May 25, 2007

Kannankeril lands pediatric electrophysiology society award

Featured Image

Prince Kannankeril, M.D.

Kannankeril lands pediatric electrophysiology society award

Prince Kannankeril, M.D., assistant professor of Pediatrics in the Division of Pediatric Cardiology, has received the inaugural Will Webster Prize in Pediatric Electrophysiology from the Pediatric and Congenital Electrophysiology Society (PACES).

The prize was presented recently at the spring meeting of PACES during the Heart Rhythm Society meeting in Denver. The Will Webster Prize recognizes an outstanding, original academic work in the field of pediatric electrophysiology.
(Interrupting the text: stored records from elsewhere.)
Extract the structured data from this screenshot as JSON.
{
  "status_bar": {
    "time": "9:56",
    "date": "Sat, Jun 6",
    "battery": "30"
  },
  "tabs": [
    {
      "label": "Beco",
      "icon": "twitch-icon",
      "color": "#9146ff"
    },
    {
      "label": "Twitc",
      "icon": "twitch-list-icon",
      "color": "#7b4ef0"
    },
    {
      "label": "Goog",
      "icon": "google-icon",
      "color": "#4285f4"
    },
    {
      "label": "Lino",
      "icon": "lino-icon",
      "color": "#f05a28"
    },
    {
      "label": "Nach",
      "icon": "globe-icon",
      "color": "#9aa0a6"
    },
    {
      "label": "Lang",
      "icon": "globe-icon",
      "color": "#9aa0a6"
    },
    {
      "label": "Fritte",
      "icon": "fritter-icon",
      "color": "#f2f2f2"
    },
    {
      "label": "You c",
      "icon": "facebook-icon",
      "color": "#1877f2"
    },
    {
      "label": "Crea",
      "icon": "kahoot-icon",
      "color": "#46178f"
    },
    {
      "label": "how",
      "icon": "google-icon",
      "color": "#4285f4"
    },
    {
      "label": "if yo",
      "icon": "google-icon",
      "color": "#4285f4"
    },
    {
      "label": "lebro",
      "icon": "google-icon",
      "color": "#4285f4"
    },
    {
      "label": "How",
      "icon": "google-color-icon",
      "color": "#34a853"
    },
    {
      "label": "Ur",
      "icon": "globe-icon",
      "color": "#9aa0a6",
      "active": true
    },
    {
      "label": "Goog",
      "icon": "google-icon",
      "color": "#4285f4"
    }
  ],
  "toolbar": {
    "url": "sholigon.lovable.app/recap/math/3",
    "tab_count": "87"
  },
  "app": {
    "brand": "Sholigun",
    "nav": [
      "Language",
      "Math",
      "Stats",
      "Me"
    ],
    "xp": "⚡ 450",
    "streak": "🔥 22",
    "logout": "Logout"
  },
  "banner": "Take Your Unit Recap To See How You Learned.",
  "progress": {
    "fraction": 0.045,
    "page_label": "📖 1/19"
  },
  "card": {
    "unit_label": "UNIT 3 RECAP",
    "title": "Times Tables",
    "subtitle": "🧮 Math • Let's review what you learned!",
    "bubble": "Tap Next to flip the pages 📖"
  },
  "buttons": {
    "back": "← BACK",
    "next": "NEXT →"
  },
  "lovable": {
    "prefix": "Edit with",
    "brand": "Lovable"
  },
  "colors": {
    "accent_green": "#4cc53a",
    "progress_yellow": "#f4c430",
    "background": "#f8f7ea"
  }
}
Prince was honored as the lead author of “Mice with the R176Q Cardiac Ryanodine Receptor Mutation Exhibit Catecholamine-Induced Ventricular Tachycardia and Cardiomyopathy,” which was published in a 2006 issue of the Proceedings of the National Academy of Science.

“This award merely confirms what we already knew here at Vanderbilt, which is that Dr. Kannankeril is rapidly emerging as one of the most thoughtfully perceptive and productive young investigators within the entire Pediatric Electrophysiology community,” said Frank Fish, M.D., director of Pediatric Electrophysiology in the Division of Pediatric Cardiology. “His breadth of work runs the gamut from clinical electrophysiology to studies of inherited arrhythmia syndromes and in vivo intracardiac electrophysiologic evaluation of mice, exemplifying that the concept of the clinician-scientist remains a viable and attainable goal.”

Kannankeril earned his medical degree from Jefferson Medical College in Philadelphia. He completed an internal medicine and pediatrics residency at University of Minnesota Hospital and Clinics in Minneapolis. He completed a fellowship in pediatric cardiology at Children's Memorial Hospital in Chicago and a fellowship in cardiac electrophysiology at VUMC. He later earned a Master's of Science in Clinical Investigation from Vanderbilt University.

Kannankeril joined the Vanderbilt faculty in 2002.

He has authored or co-authored 20 articles for scholarly journals; a dozen books, book chapters, editorials or invited review articles and more than 30 abstracts.

"I know Prince both as an academic electrophysiologist and as a researcher interested in basic science and how to connect basic science to clinical medicine,” said Dan Roden, M.D., director of the Oates Institute for Experimental Therapeutics and assistant vice chancellor for Personalized Medicine. “In both roles, he excels, and I am delighted that PACES concurs with this opinion.”